|IL-WOL-SAN [Sun-Moon Mountain]
-- Korea's Haunted Slopes --
ABOVE: Excellent calligraphy on the
San-shin-gak signboard of Yong-wa-sa.
LEFT: The old, faded portrait of
Hwang-ssi-buin enshrined in her own
gak at Yong-wa-sa [Dragon-Flower
Temple]. She holds a writing-brush.
Il-wol-san is an important member of the Taebaek Mountain-range, rising to 1219
meters at the peak, within Yeong-yang County of North Kyeongsang Province. It is the second major
mountain south of Taebaek-san (Provincial Park) itself, and lies just east of Cheong-nyang-san (Provincial
Park). Access to the eastern and northern slopes is along National Highway #31 between Bonghwa Town
and Yeong-yang Town. It's not very well-known and few people have visited it, being so remote.
The name "Sun-Moon" is a very sacred one, resulting from Daoist / nature-worship ideas of universal
balance and harmony. It also invokes the Sun-holding Bodhisattva and Moon-holding Bodhisattva who
flank the Che-seok Buddha in the Chil-seong icons found in Korean Buddhist temples (see pages 104-109 in
the first edition of my book).
Il-wol-san is said to be haunted by the powerful ghost of Hwang-ssi-buin [wife of Mr. Hwang]. I was told
that she was terribly mistreated by the Hwang family of the northern Andong area, two or three centuries
ago. She fled one day to a valley deep within this mountain, and committed suicide. Her ghost could not
rest due to her rage and sorrow, and so haunts the slopes to this day, bringing misfortune to those who are
dishonest, greedy or abusive, but good fortune to those who are sincere, generous and benevolent. People
found that if they built shrines to her and made offerings to console her ghost, that their prayers were
Hwang-ssi-buin is NOT a San-shin however, despite the similarities; she is just a ghost who haunts this holy
mountain. Perhaps in the future she will become conflated with the Il-wol-san-shin, and be regarded as his
ABOVE: Inside the San-shin-gak, the painting is
on the right; on the left is a very common sort of
San-shin statue, with plastic lotus-flowers.
LEFT: The San-shin icon-painting of Yong-wa-sa.
In a very rare case, it uses the face and hair of a
real person -- the late founder and abbot of this
temple. After his death in the early 1990's, he
appeared to the new abbot in a dream, proclaiming
that he had become San-shin of Il-wol-san.

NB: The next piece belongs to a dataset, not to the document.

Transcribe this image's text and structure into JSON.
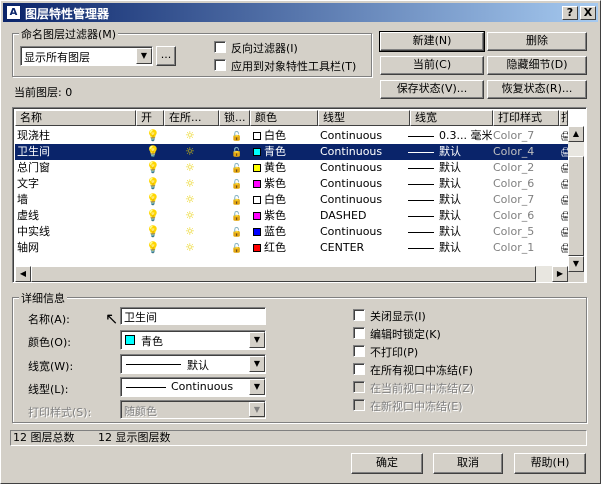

The
monk I met there claimed several miracles have
occured for layfolk who prayed to him in front of
Three small temples can be found clustered on the eastern
side of Il-wol-san, just south of the county border. Their
photos are presented on these pages. Two of them have
tried to take the same "Dragon Flower" name; there seems
to be a dispute over which of them is the true heir to the
famous temple of that name here, which was destroyed
during the Korean War. Now the northern one (third page)
spells it's name (correctly) as "Yong-hwa-sa", while the
more southernly one (shown on this page) uses the
variation "Yong-wa-sa". The smallest temple in this area
(second page) is named Seon-nyeo-am.